It will be hard to look away because I have some of the I Quit Sugar books. And my Instagram feed, Facebook page and Pinterests boards are all overwhelmed with innovative ideas to eat clean with no sugar, dairy or grains.
My family have been on this roller coaster with me and to be fair there are things we have learnt together. We have cut out/down on senseless sugar consumption in flavoured yogurts, we understand what is in the condiments we eat, ever if the jar of pickles is homemade, there are good and bad cereals and we know drinking your sugar is stupid.
So why am I relieved? I know the creep of eating disorders that pervade our culture. We have all seen them – eating too much, too little, fasting, starving and punishing bodies, feeling guilty and being trapped on a roller coast of physical and mental health problems that ensue. We use food to gain control – of our life or so we think. And when we don’t we feel the shame.

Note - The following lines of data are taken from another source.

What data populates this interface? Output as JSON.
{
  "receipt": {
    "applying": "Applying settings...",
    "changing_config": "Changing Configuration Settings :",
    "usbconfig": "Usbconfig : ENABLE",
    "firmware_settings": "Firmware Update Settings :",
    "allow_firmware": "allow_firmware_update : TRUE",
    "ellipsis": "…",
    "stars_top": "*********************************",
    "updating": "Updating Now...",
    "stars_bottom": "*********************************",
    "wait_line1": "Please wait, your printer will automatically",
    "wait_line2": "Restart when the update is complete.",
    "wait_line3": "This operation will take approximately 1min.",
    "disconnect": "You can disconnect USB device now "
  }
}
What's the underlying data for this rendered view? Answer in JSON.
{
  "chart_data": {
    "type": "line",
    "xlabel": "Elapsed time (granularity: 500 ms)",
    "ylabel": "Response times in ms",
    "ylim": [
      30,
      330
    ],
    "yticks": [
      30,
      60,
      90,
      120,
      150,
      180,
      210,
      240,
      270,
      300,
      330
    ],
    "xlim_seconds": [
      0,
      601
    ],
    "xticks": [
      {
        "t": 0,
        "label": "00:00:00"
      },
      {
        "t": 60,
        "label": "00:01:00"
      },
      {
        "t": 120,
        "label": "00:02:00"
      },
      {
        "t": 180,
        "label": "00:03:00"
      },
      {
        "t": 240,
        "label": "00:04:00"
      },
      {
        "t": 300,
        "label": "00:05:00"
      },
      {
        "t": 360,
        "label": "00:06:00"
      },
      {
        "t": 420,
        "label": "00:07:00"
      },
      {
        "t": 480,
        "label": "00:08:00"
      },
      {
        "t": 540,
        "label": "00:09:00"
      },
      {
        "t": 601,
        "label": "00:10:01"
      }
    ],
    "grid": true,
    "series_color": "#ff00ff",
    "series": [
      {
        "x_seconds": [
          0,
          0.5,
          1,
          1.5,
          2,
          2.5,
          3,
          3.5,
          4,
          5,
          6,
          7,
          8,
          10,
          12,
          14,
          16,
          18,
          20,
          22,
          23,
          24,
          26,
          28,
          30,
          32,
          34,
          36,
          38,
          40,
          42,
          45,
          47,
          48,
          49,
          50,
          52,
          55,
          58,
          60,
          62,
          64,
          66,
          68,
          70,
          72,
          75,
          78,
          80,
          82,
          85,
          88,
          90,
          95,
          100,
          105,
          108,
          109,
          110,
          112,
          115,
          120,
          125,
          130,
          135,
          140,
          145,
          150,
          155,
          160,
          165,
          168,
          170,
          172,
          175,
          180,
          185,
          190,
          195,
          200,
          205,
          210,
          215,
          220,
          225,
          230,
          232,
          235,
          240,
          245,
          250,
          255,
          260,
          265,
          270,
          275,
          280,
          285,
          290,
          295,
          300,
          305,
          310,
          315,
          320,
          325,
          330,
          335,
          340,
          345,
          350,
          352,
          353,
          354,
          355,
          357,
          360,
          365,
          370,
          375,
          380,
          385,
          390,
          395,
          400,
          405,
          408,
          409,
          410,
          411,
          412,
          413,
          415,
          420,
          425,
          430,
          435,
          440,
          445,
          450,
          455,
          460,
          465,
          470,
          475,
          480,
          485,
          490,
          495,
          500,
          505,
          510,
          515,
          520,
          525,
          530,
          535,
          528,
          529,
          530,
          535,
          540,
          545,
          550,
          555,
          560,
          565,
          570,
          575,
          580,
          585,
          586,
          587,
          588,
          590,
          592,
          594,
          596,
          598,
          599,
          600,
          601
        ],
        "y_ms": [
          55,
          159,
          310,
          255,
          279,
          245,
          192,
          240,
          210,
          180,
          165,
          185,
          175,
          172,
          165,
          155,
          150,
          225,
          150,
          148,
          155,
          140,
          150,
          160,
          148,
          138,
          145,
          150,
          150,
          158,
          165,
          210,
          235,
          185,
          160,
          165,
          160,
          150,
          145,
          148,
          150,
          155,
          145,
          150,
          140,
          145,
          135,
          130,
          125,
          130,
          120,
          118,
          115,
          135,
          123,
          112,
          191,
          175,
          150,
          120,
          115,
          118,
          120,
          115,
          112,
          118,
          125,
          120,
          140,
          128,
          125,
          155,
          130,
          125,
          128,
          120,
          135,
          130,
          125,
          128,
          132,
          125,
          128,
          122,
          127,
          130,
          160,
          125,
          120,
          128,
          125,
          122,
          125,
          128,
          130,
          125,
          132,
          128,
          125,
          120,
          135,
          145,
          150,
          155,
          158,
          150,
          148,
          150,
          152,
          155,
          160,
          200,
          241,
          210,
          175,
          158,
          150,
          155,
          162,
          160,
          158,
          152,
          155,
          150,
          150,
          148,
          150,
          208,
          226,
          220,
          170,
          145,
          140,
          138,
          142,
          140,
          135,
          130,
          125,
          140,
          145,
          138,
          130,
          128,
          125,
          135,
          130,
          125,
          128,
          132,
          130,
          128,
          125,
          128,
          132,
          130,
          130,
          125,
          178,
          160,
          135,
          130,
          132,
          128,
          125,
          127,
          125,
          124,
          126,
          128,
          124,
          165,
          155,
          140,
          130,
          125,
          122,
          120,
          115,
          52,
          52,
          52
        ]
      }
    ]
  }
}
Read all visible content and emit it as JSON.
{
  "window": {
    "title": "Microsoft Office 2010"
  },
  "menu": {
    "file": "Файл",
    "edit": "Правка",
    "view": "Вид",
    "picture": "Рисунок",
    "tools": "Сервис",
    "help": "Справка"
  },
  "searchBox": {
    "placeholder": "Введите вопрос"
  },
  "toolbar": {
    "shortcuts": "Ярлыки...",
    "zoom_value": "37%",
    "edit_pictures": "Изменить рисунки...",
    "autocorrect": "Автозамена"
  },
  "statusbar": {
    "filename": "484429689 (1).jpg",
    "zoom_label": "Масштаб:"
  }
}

I have been waiting for someone public to say enough, to this frenzy of new eating. My voice will not be heard in the current cacophony. Eat in moderation. Grow your own food, make it from scratch as much as you can and enjoy it. We celebrate with food, we offer love and grace as we do hospitality and we give of ourselves, something truly intimate when we eat a meal together. So my friends I want to keep eating and sharing food with you. Whether we eat sugar or not I don’t really mind, as long as we strive for good health, good company and good times. Tell the celebs to go because their time with you is over. Eat real food, with real people in real time.
The Copper Hen-Cakery and Kitchen. A large open space that had been lovingly restored complete with pressed copper roof, large wooden beams, polished boards and a sumptuous eatery. It is a farm-to-table cakery (love this word) in ‘Eat Street’ in the heart of the city of Minneapolis. When we visited to have our late lunch and glass of wine The Copper Hen was a month old. So young but doing a great trade and trying some new things. According to Heavy Table the husband and wife team Chris and Danielle Bjorling raised nearly $12,000 as a kick-starter from friends and neighbours to get their passion project, a rustic, farmhouse style bakery and cafe off the ground. I am totally seduced by the amazing looking bread and the display of sweet treats. And I admire anyone starting a food business – you can see the hard work in the space, the detail, the attention to please.
We sampled this cheeseboard and tried a ‘black and white pizza’ which was simply fig and goats cheese on a leavened base. It was thin, but dense and chewy – quite a new sensation, but lovely. Does everything taste so good when you are away from home and exploring? I am not sure. But this little establishment was simply good fun. You can follow them on Facebook and be inspired for your next leavened adventure in your own kitchen.
|Peanut Butter and Jelly|
Travel does mean exploring new food. I have restaurant fatigue already after 5 days on the road, so today it was time to find a supermarket. I cruised the aisles of Target which sells clothes, home goods and so on, just like at home. But it also has a large range of fresh, cold and prepared foods. I enjoy seeing the lavish displays of….marshmallows, frosting and canned cookies. And some other more unusually named and prepared products. One world, one people and so many ways to grow, prepare and eat food. Enjoy!
|Hmmm..Do you have a hungry man?|
|Not one option for marshmallows but an entire section|
|Fully cooked Bacon?|
|Packet Mix Cake – love the zebra stripes|